Monday, February 14th, 2011 by Vbhotla

Michael Scanlon is the latest Abramoff associate sentenced for his role in the corruption scheme.  A district judge sentenced the former House aide to 20 months in federal prison.  Scanlon pleaded guilty in 2005 to conspiracy to bribe public officials and honest-services fraud, which his attorney referred to as “extraordinary cooperation,” when he requested a sentence that did not include jail time.  The district attorney requested two years imprisonment, despite Scanlon’s role in aiding the Department of Justice in 20 Abramoff-related investigations. Scanlon said that he is “so sorry, so very remorseful,” at the sentencing.

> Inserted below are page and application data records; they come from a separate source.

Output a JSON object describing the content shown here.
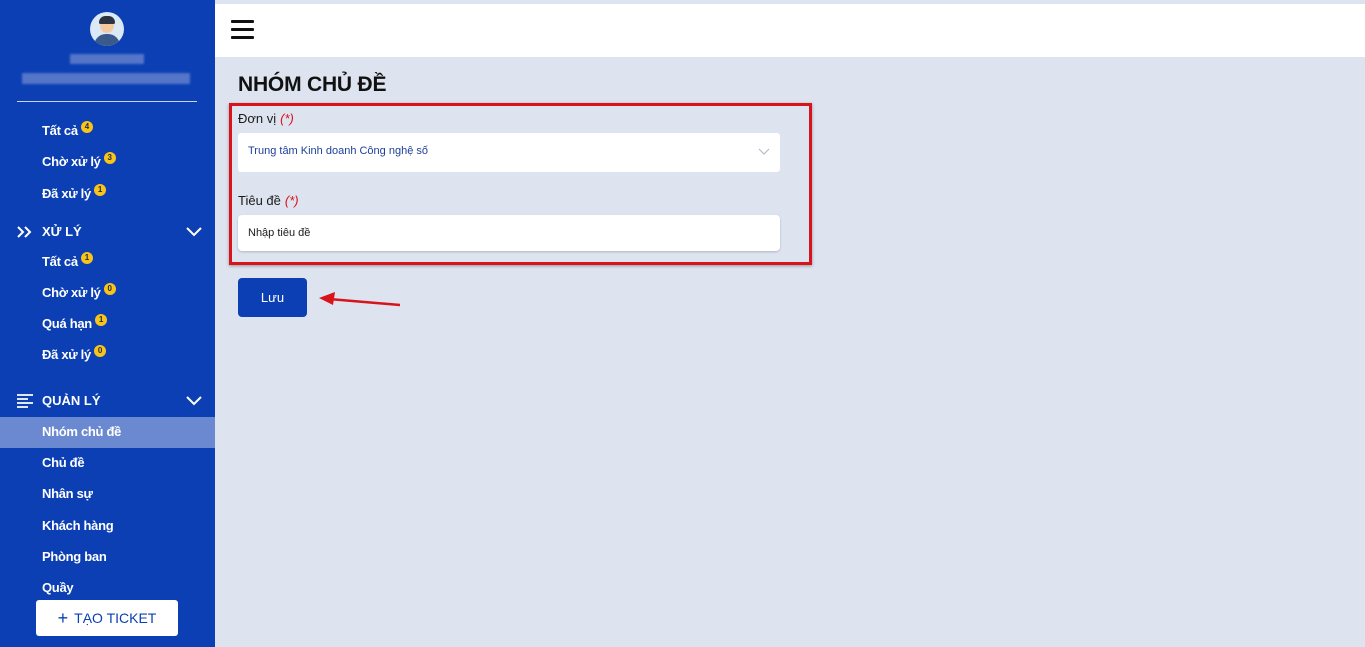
{
  "sidebar": {
    "inbox": [
      {
        "label": "Tất cả",
        "badge": "4"
      },
      {
        "label": "Chờ xử lý",
        "badge": "3"
      },
      {
        "label": "Đã xử lý",
        "badge": "1"
      }
    ],
    "process_section": {
      "title": "XỬ LÝ",
      "items": [
        {
          "label": "Tất cả",
          "badge": "1"
        },
        {
          "label": "Chờ xử lý",
          "badge": "0"
        },
        {
          "label": "Quá hạn",
          "badge": "1"
        },
        {
          "label": "Đã xử lý",
          "badge": "0"
        }
      ]
    },
    "manage_section": {
      "title": "QUẢN LÝ",
      "items": [
        {
          "label": "Nhóm chủ đề",
          "active": true
        },
        {
          "label": "Chủ đề"
        },
        {
          "label": "Nhân sự"
        },
        {
          "label": "Khách hàng"
        },
        {
          "label": "Phòng ban"
        },
        {
          "label": "Quầy"
        }
      ]
    },
    "create_button": "TẠO TICKET"
  },
  "main": {
    "title": "NHÓM CHỦ ĐỀ",
    "unit_label": "Đơn vị",
    "required_mark": "(*)",
    "unit_value": "Trung tâm Kinh doanh Công nghệ số",
    "title_label": "Tiêu đề",
    "title_placeholder": "Nhập tiêu đề",
    "save_button": "Lưu"
  },
  "colors": {
    "sidebar": "#0b3fb3",
    "active_item": "#6b89d0",
    "badge": "#f8c41a",
    "annotation": "#d7131b",
    "background": "#dde3ef"
  }
}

Fraser Verruscio, another official on the hot seat because of his connection to Abramoff, was also convicted of one count of conspiring to accept an illegal gratuity, one count of making a false statement in failing to report gifts from lobbyists.  His sentencing is scheduled for May 6, and he could be facing up to five years in prison and $250,000 in fines for each charge.